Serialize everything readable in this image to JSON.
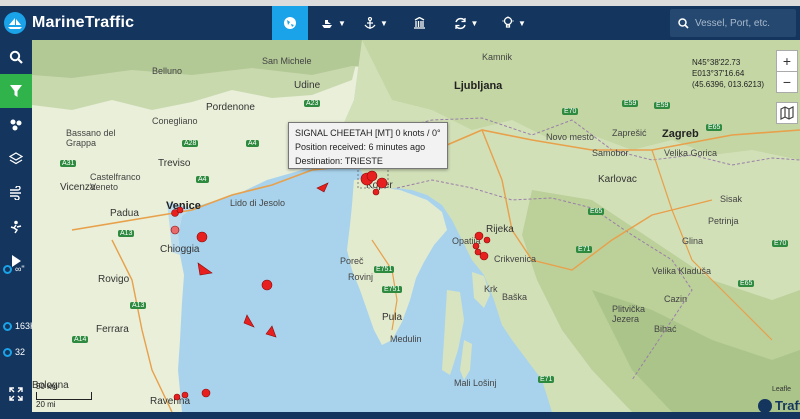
{
  "app": {
    "name": "MarineTraffic"
  },
  "nav": {
    "items": [
      {
        "icon": "globe-icon",
        "active": true
      },
      {
        "icon": "ship-icon"
      },
      {
        "icon": "anchor-icon"
      },
      {
        "icon": "building-icon"
      },
      {
        "icon": "sync-icon"
      },
      {
        "icon": "bulb-icon"
      }
    ]
  },
  "search": {
    "placeholder": "Vessel, Port, etc."
  },
  "sidebar": {
    "buttons": [
      "search-icon",
      "filter-icon",
      "clusters-icon",
      "layers-icon",
      "weather-icon",
      "routes-icon",
      "play-icon"
    ],
    "stats": [
      {
        "label": "∞\"",
        "icon": "sync-icon"
      },
      {
        "label": "163K",
        "icon": "vessels-icon"
      },
      {
        "label": "32",
        "icon": "gear-icon"
      }
    ]
  },
  "coordinates": {
    "lat": "N45°38'22.73",
    "lon": "E013°37'16.64",
    "decimal": "(45.6396, 013.6213)"
  },
  "tooltip": {
    "line1": "SIGNAL CHEETAH [MT] 0 knots / 0°",
    "line2": "Position received: 6 minutes ago",
    "line3": "Destination: TRIESTE"
  },
  "map": {
    "places": [
      {
        "id": "ljubljana",
        "name": "Ljubljana",
        "cls": "big"
      },
      {
        "id": "zagreb",
        "name": "Zagreb",
        "cls": "big"
      },
      {
        "id": "venice",
        "name": "Venice",
        "cls": "big"
      },
      {
        "id": "udine",
        "name": "Udine",
        "cls": "mid"
      },
      {
        "id": "belluno",
        "name": "Belluno",
        "cls": ""
      },
      {
        "id": "pordenone",
        "name": "Pordenone",
        "cls": "mid"
      },
      {
        "id": "conegliano",
        "name": "Conegliano",
        "cls": ""
      },
      {
        "id": "treviso",
        "name": "Treviso",
        "cls": "mid"
      },
      {
        "id": "castelfranco",
        "name": "Castelfranco Veneto",
        "cls": ""
      },
      {
        "id": "bassano",
        "name": "Bassano del Grappa",
        "cls": ""
      },
      {
        "id": "vicenza",
        "name": "Vicenza",
        "cls": "mid"
      },
      {
        "id": "padua",
        "name": "Padua",
        "cls": "mid"
      },
      {
        "id": "chioggia",
        "name": "Chioggia",
        "cls": "mid"
      },
      {
        "id": "rovigo",
        "name": "Rovigo",
        "cls": "mid"
      },
      {
        "id": "ferrara",
        "name": "Ferrara",
        "cls": "mid"
      },
      {
        "id": "ravenna",
        "name": "Ravenna",
        "cls": "mid"
      },
      {
        "id": "bologna",
        "name": "Bologna",
        "cls": "mid"
      },
      {
        "id": "jesolo",
        "name": "Lido di Jesolo",
        "cls": ""
      },
      {
        "id": "koper",
        "name": "Koper",
        "cls": "mid"
      },
      {
        "id": "porec",
        "name": "Poreč",
        "cls": ""
      },
      {
        "id": "rovinj",
        "name": "Rovinj",
        "cls": ""
      },
      {
        "id": "pula",
        "name": "Pula",
        "cls": "mid"
      },
      {
        "id": "medulin",
        "name": "Medulin",
        "cls": ""
      },
      {
        "id": "rijeka",
        "name": "Rijeka",
        "cls": "mid"
      },
      {
        "id": "opatija",
        "name": "Opatija",
        "cls": ""
      },
      {
        "id": "crikvenica",
        "name": "Crikvenica",
        "cls": ""
      },
      {
        "id": "krk",
        "name": "Krk",
        "cls": ""
      },
      {
        "id": "baska",
        "name": "Baška",
        "cls": ""
      },
      {
        "id": "losinj",
        "name": "Mali Lošinj",
        "cls": ""
      },
      {
        "id": "kamnik",
        "name": "Kamnik",
        "cls": ""
      },
      {
        "id": "novomesto",
        "name": "Novo mesto",
        "cls": ""
      },
      {
        "id": "zapresic",
        "name": "Zaprešić",
        "cls": ""
      },
      {
        "id": "samobor",
        "name": "Samobor",
        "cls": ""
      },
      {
        "id": "velika",
        "name": "Velika Gorica",
        "cls": ""
      },
      {
        "id": "karlovac",
        "name": "Karlovac",
        "cls": "mid"
      },
      {
        "id": "sisak",
        "name": "Sisak",
        "cls": ""
      },
      {
        "id": "petrinja",
        "name": "Petrinja",
        "cls": ""
      },
      {
        "id": "kladusa",
        "name": "Velika Kladuša",
        "cls": ""
      },
      {
        "id": "cazin",
        "name": "Cazin",
        "cls": ""
      },
      {
        "id": "bihac",
        "name": "Bihać",
        "cls": ""
      },
      {
        "id": "plitvice",
        "name": "Plitvička Jezera",
        "cls": ""
      },
      {
        "id": "glina",
        "name": "Glina",
        "cls": ""
      },
      {
        "id": "sanmichele",
        "name": "San Michele",
        "cls": ""
      }
    ],
    "shields": [
      {
        "id": "s1",
        "label": "A4",
        "blue": false
      },
      {
        "id": "s2",
        "label": "A23",
        "blue": false
      },
      {
        "id": "s3",
        "label": "A28",
        "blue": false
      },
      {
        "id": "s4",
        "label": "A31",
        "blue": false
      },
      {
        "id": "s5",
        "label": "A13",
        "blue": false
      },
      {
        "id": "s6",
        "label": "A13",
        "blue": false
      },
      {
        "id": "s7",
        "label": "A4",
        "blue": false
      },
      {
        "id": "s8",
        "label": "A14",
        "blue": false
      },
      {
        "id": "s9",
        "label": "E751",
        "blue": false
      },
      {
        "id": "s10",
        "label": "E751",
        "blue": false
      },
      {
        "id": "s11",
        "label": "E59",
        "blue": false
      },
      {
        "id": "s12",
        "label": "E65",
        "blue": false
      },
      {
        "id": "s13",
        "label": "E70",
        "blue": false
      },
      {
        "id": "s14",
        "label": "E71",
        "blue": false
      },
      {
        "id": "s15",
        "label": "E65",
        "blue": false
      },
      {
        "id": "s16",
        "label": "E65",
        "blue": false
      },
      {
        "id": "s17",
        "label": "E71",
        "blue": false
      },
      {
        "id": "s18",
        "label": "E70",
        "blue": false
      },
      {
        "id": "s19",
        "label": "E59",
        "blue": false
      }
    ]
  },
  "scale": {
    "km": "50 km",
    "mi": "20 mi"
  },
  "map_controls": {
    "zoom_in": "+",
    "zoom_out": "−"
  },
  "watermark": "Traffic",
  "attribution": "Leafle",
  "colors": {
    "navbar": "#14365e",
    "accent": "#1aa3e8",
    "active_filter": "#2fb34a",
    "vessel": "#e81f1f",
    "sea": "#a9d3ec"
  }
}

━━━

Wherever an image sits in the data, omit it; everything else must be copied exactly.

-- Solution to this task --
Serialize everything readable in this image to JSON.
{
  "app": {
    "name": "MarineTraffic"
  },
  "nav": {
    "items": [
      {
        "icon": "globe-icon",
        "active": true
      },
      {
        "icon": "ship-icon"
      },
      {
        "icon": "anchor-icon"
      },
      {
        "icon": "building-icon"
      },
      {
        "icon": "sync-icon"
      },
      {
        "icon": "bulb-icon"
      }
    ]
  },
  "search": {
    "placeholder": "Vessel, Port, etc."
  },
  "sidebar": {
    "buttons": [
      "search-icon",
      "filter-icon",
      "clusters-icon",
      "layers-icon",
      "weather-icon",
      "routes-icon",
      "play-icon"
    ],
    "stats": [
      {
        "label": "∞\"",
        "icon": "sync-icon"
      },
      {
        "label": "163K",
        "icon": "vessels-icon"
      },
      {
        "label": "32",
        "icon": "gear-icon"
      }
    ]
  },
  "coordinates": {
    "lat": "N45°38'22.73",
    "lon": "E013°37'16.64",
    "decimal": "(45.6396, 013.6213)"
  },
  "tooltip": {
    "line1": "SIGNAL CHEETAH [MT] 0 knots / 0°",
    "line2": "Position received: 6 minutes ago",
    "line3": "Destination: TRIESTE"
  },
  "map": {
    "places": [
      {
        "id": "ljubljana",
        "name": "Ljubljana",
        "cls": "big"
      },
      {
        "id": "zagreb",
        "name": "Zagreb",
        "cls": "big"
      },
      {
        "id": "venice",
        "name": "Venice",
        "cls": "big"
      },
      {
        "id": "udine",
        "name": "Udine",
        "cls": "mid"
      },
      {
        "id": "belluno",
        "name": "Belluno",
        "cls": ""
      },
      {
        "id": "pordenone",
        "name": "Pordenone",
        "cls": "mid"
      },
      {
        "id": "conegliano",
        "name": "Conegliano",
        "cls": ""
      },
      {
        "id": "treviso",
        "name": "Treviso",
        "cls": "mid"
      },
      {
        "id": "castelfranco",
        "name": "Castelfranco Veneto",
        "cls": ""
      },
      {
        "id": "bassano",
        "name": "Bassano del Grappa",
        "cls": ""
      },
      {
        "id": "vicenza",
        "name": "Vicenza",
        "cls": "mid"
      },
      {
        "id": "padua",
        "name": "Padua",
        "cls": "mid"
      },
      {
        "id": "chioggia",
        "name": "Chioggia",
        "cls": "mid"
      },
      {
        "id": "rovigo",
        "name": "Rovigo",
        "cls": "mid"
      },
      {
        "id": "ferrara",
        "name": "Ferrara",
        "cls": "mid"
      },
      {
        "id": "ravenna",
        "name": "Ravenna",
        "cls": "mid"
      },
      {
        "id": "bologna",
        "name": "Bologna",
        "cls": "mid"
      },
      {
        "id": "jesolo",
        "name": "Lido di Jesolo",
        "cls": ""
      },
      {
        "id": "koper",
        "name": "Koper",
        "cls": "mid"
      },
      {
        "id": "porec",
        "name": "Poreč",
        "cls": ""
      },
      {
        "id": "rovinj",
        "name": "Rovinj",
        "cls": ""
      },
      {
        "id": "pula",
        "name": "Pula",
        "cls": "mid"
      },
      {
        "id": "medulin",
        "name": "Medulin",
        "cls": ""
      },
      {
        "id": "rijeka",
        "name": "Rijeka",
        "cls": "mid"
      },
      {
        "id": "opatija",
        "name": "Opatija",
        "cls": ""
      },
      {
        "id": "crikvenica",
        "name": "Crikvenica",
        "cls": ""
      },
      {
        "id": "krk",
        "name": "Krk",
        "cls": ""
      },
      {
        "id": "baska",
        "name": "Baška",
        "cls": ""
      },
      {
        "id": "losinj",
        "name": "Mali Lošinj",
        "cls": ""
      },
      {
        "id": "kamnik",
        "name": "Kamnik",
        "cls": ""
      },
      {
        "id": "novomesto",
        "name": "Novo mesto",
        "cls": ""
      },
      {
        "id": "zapresic",
        "name": "Zaprešić",
        "cls": ""
      },
      {
        "id": "samobor",
        "name": "Samobor",
        "cls": ""
      },
      {
        "id": "velika",
        "name": "Velika Gorica",
        "cls": ""
      },
      {
        "id": "karlovac",
        "name": "Karlovac",
        "cls": "mid"
      },
      {
        "id": "sisak",
        "name": "Sisak",
        "cls": ""
      },
      {
        "id": "petrinja",
        "name": "Petrinja",
        "cls": ""
      },
      {
        "id": "kladusa",
        "name": "Velika Kladuša",
        "cls": ""
      },
      {
        "id": "cazin",
        "name": "Cazin",
        "cls": ""
      },
      {
        "id": "bihac",
        "name": "Bihać",
        "cls": ""
      },
      {
        "id": "plitvice",
        "name": "Plitvička Jezera",
        "cls": ""
      },
      {
        "id": "glina",
        "name": "Glina",
        "cls": ""
      },
      {
        "id": "sanmichele",
        "name": "San Michele",
        "cls": ""
      }
    ],
    "shields": [
      {
        "id": "s1",
        "label": "A4",
        "blue": false
      },
      {
        "id": "s2",
        "label": "A23",
        "blue": false
      },
      {
        "id": "s3",
        "label": "A28",
        "blue": false
      },
      {
        "id": "s4",
        "label": "A31",
        "blue": false
      },
      {
        "id": "s5",
        "label": "A13",
        "blue": false
      },
      {
        "id": "s6",
        "label": "A13",
        "blue": false
      },
      {
        "id": "s7",
        "label": "A4",
        "blue": false
      },
      {
        "id": "s8",
        "label": "A14",
        "blue": false
      },
      {
        "id": "s9",
        "label": "E751",
        "blue": false
      },
      {
        "id": "s10",
        "label": "E751",
        "blue": false
      },
      {
        "id": "s11",
        "label": "E59",
        "blue": false
      },
      {
        "id": "s12",
        "label": "E65",
        "blue": false
      },
      {
        "id": "s13",
        "label": "E70",
        "blue": false
      },
      {
        "id": "s14",
        "label": "E71",
        "blue": false
      },
      {
        "id": "s15",
        "label": "E65",
        "blue": false
      },
      {
        "id": "s16",
        "label": "E65",
        "blue": false
      },
      {
        "id": "s17",
        "label": "E71",
        "blue": false
      },
      {
        "id": "s18",
        "label": "E70",
        "blue": false
      },
      {
        "id": "s19",
        "label": "E59",
        "blue": false
      }
    ]
  },
  "scale": {
    "km": "50 km",
    "mi": "20 mi"
  },
  "map_controls": {
    "zoom_in": "+",
    "zoom_out": "−"
  },
  "watermark": "Traffic",
  "attribution": "Leafle",
  "colors": {
    "navbar": "#14365e",
    "accent": "#1aa3e8",
    "active_filter": "#2fb34a",
    "vessel": "#e81f1f",
    "sea": "#a9d3ec"
  }
}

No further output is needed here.